*TASK INSTRUCTIONS*. Work through the records that follow and return each line containing the word "Lenovo".
:: DATA RECORDS
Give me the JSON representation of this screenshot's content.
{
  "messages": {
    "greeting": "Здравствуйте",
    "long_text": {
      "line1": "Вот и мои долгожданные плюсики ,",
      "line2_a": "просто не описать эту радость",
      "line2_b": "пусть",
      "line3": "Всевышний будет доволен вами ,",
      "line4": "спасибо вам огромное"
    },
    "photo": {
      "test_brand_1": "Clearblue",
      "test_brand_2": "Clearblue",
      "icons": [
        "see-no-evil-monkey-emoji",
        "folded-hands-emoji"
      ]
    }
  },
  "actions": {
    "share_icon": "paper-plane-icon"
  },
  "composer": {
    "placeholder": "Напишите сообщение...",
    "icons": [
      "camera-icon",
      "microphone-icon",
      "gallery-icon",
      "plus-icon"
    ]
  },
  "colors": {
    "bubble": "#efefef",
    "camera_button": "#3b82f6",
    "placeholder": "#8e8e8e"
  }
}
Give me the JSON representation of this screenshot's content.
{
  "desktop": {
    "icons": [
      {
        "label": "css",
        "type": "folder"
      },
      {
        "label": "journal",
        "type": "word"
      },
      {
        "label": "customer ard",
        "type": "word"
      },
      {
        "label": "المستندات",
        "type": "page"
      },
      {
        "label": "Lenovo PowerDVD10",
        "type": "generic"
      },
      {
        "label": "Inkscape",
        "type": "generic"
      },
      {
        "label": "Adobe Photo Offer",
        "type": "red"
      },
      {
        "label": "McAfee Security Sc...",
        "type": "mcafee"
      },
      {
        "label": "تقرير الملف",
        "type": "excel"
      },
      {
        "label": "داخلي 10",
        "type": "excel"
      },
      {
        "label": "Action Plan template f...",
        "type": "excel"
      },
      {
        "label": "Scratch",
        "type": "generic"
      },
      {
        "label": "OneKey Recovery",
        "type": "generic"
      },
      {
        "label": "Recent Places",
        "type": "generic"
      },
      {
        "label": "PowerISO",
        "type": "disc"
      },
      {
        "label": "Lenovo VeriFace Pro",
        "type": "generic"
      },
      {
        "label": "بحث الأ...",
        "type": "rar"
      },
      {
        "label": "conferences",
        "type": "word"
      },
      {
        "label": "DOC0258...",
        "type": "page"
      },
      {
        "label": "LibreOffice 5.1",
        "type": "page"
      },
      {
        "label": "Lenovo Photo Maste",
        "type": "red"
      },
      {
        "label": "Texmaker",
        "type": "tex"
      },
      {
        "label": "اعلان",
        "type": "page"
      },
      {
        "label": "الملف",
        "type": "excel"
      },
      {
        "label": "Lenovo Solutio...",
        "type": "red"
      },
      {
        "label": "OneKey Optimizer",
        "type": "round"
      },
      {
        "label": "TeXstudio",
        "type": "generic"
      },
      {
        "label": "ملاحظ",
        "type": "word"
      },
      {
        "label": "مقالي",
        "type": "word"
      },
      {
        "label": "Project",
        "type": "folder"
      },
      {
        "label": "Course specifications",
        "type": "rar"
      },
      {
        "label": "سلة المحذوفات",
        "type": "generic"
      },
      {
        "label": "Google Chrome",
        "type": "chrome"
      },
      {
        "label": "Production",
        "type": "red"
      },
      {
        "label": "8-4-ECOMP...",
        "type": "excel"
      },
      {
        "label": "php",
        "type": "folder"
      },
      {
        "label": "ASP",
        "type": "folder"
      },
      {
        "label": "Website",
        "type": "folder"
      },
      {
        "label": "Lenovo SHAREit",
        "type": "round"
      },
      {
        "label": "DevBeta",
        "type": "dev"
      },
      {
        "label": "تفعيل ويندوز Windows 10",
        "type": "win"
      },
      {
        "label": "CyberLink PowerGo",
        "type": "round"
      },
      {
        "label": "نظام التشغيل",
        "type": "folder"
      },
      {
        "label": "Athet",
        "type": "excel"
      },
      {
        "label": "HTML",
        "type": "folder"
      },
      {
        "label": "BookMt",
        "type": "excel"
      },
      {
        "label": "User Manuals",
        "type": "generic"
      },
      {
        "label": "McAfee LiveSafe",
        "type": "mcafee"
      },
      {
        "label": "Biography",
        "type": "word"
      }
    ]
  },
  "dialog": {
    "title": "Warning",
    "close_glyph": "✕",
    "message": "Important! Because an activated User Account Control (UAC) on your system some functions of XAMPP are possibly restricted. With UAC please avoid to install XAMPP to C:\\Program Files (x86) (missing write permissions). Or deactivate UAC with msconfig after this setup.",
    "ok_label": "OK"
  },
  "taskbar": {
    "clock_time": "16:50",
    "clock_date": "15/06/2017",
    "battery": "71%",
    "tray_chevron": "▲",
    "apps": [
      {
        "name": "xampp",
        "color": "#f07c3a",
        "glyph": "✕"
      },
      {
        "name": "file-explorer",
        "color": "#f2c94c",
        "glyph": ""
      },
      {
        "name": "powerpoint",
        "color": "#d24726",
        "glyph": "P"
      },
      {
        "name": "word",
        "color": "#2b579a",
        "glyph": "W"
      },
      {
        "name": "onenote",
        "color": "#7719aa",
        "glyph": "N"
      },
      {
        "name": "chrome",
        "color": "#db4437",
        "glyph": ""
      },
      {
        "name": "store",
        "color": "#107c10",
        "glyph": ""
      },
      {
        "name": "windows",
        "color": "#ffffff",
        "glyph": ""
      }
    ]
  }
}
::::
*PROBLEM SOLUTION*.
        "label": "Lenovo PowerDVD10",
        "label": "Lenovo VeriFace Pro",
        "label": "Lenovo Photo Maste",
        "label": "Lenovo Solutio...",
        "label": "Lenovo SHAREit",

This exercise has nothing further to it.